The song “Get Some” was featured in the 15th episode of the first season of Hawaii Five-0 titled “Kai e’e”. The song was also used in ABC Family’s drama “Pretty Little Liars” in the 18th episode of the second season which was titled “A Kiss Before Lying”.
Several broken love relationships
After her third album, I Never Learn, Lykke Li’s female-focused directive has become clearer. She appears as a strong woman who has widened her definition to encompass vulnerability while not sacrificing any tenacity. “I think for the first time I felt like I had arrived into being a woman.”
Lykke Li has gone through several broken love relationships, but despite song titles like «Breaking It Up” and “Unrequited Love”, she does not write classic “break-up” albums.
As close as possible to her possible truth
One of her latest releases, “Still Sad Still Sexy” is a remix EP with songs taken from her 2018 album with the same name, including alternative versions of “Deep End” and the title song and two new songs “Neon” and “Baby Doves”.
Making music, ang getting it as close to her possible truth as possible, seems to be the only way Lykke Li knows how to create
Swedish Singer/Songwriter Cultivates Songs for Grieving, written by Tor Kjolberg

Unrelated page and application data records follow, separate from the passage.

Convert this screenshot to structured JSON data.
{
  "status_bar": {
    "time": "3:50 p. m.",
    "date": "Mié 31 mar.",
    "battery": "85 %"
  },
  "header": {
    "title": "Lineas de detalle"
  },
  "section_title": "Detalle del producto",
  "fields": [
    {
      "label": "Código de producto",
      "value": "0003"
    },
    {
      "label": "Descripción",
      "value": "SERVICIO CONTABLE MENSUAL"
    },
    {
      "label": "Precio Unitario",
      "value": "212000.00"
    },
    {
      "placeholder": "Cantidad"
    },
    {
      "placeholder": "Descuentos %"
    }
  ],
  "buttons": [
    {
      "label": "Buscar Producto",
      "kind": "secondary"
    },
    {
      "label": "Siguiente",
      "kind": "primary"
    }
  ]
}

Feature image (on top): Lykke Li at Primavera Sound, Barcelona 2018 © Matias Altbach/NME